Brief: Could you restate the entries below word for word and leave the images out?

Web page and app entries:
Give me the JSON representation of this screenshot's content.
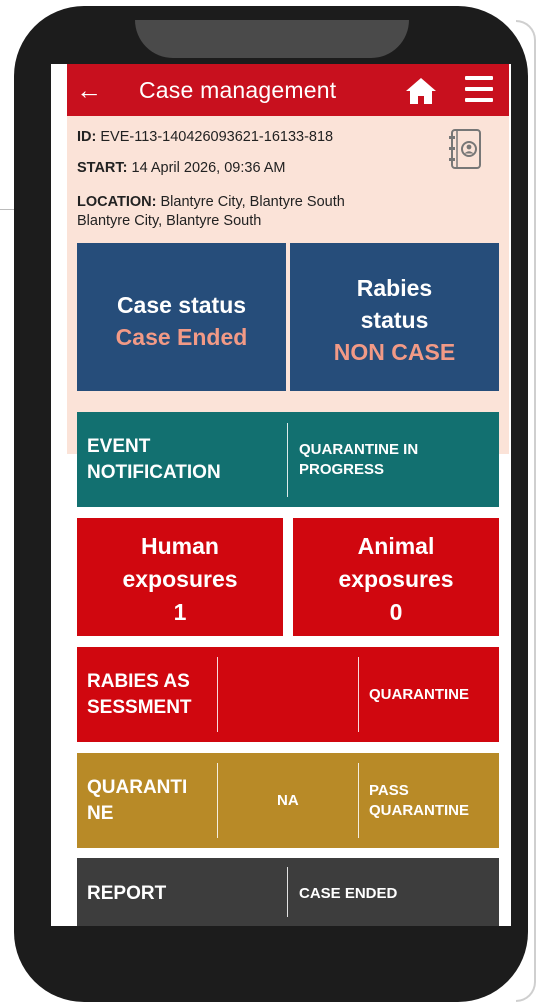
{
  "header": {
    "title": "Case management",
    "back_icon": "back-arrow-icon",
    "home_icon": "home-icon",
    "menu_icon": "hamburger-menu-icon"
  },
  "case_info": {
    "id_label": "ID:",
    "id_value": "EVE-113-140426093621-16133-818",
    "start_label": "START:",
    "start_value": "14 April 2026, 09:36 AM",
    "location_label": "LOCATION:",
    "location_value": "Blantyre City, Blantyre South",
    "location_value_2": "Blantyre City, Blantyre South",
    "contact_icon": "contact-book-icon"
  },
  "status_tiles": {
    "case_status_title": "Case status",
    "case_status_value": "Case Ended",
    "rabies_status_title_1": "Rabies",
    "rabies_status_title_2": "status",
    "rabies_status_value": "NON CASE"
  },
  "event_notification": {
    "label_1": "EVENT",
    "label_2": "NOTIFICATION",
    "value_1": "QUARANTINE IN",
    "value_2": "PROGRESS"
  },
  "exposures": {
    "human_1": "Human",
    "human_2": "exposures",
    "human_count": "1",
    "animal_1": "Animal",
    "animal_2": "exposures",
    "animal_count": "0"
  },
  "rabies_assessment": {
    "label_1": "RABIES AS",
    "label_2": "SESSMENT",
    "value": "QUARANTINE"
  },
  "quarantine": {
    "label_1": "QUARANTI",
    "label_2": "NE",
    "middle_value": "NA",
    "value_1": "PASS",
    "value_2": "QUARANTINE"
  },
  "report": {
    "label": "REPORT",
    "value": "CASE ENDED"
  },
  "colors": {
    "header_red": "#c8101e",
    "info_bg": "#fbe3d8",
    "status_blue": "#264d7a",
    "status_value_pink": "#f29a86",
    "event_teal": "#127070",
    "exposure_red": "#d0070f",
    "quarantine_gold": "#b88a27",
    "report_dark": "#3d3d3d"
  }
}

Output below:
Give me the JSON representation of this screenshot's content.
{
  "header": {
    "title": "Case management",
    "back_icon": "back-arrow-icon",
    "home_icon": "home-icon",
    "menu_icon": "hamburger-menu-icon"
  },
  "case_info": {
    "id_label": "ID:",
    "id_value": "EVE-113-140426093621-16133-818",
    "start_label": "START:",
    "start_value": "14 April 2026, 09:36 AM",
    "location_label": "LOCATION:",
    "location_value": "Blantyre City, Blantyre South",
    "location_value_2": "Blantyre City, Blantyre South",
    "contact_icon": "contact-book-icon"
  },
  "status_tiles": {
    "case_status_title": "Case status",
    "case_status_value": "Case Ended",
    "rabies_status_title_1": "Rabies",
    "rabies_status_title_2": "status",
    "rabies_status_value": "NON CASE"
  },
  "event_notification": {
    "label_1": "EVENT",
    "label_2": "NOTIFICATION",
    "value_1": "QUARANTINE IN",
    "value_2": "PROGRESS"
  },
  "exposures": {
    "human_1": "Human",
    "human_2": "exposures",
    "human_count": "1",
    "animal_1": "Animal",
    "animal_2": "exposures",
    "animal_count": "0"
  },
  "rabies_assessment": {
    "label_1": "RABIES AS",
    "label_2": "SESSMENT",
    "value": "QUARANTINE"
  },
  "quarantine": {
    "label_1": "QUARANTI",
    "label_2": "NE",
    "middle_value": "NA",
    "value_1": "PASS",
    "value_2": "QUARANTINE"
  },
  "report": {
    "label": "REPORT",
    "value": "CASE ENDED"
  },
  "colors": {
    "header_red": "#c8101e",
    "info_bg": "#fbe3d8",
    "status_blue": "#264d7a",
    "status_value_pink": "#f29a86",
    "event_teal": "#127070",
    "exposure_red": "#d0070f",
    "quarantine_gold": "#b88a27",
    "report_dark": "#3d3d3d"
  }
}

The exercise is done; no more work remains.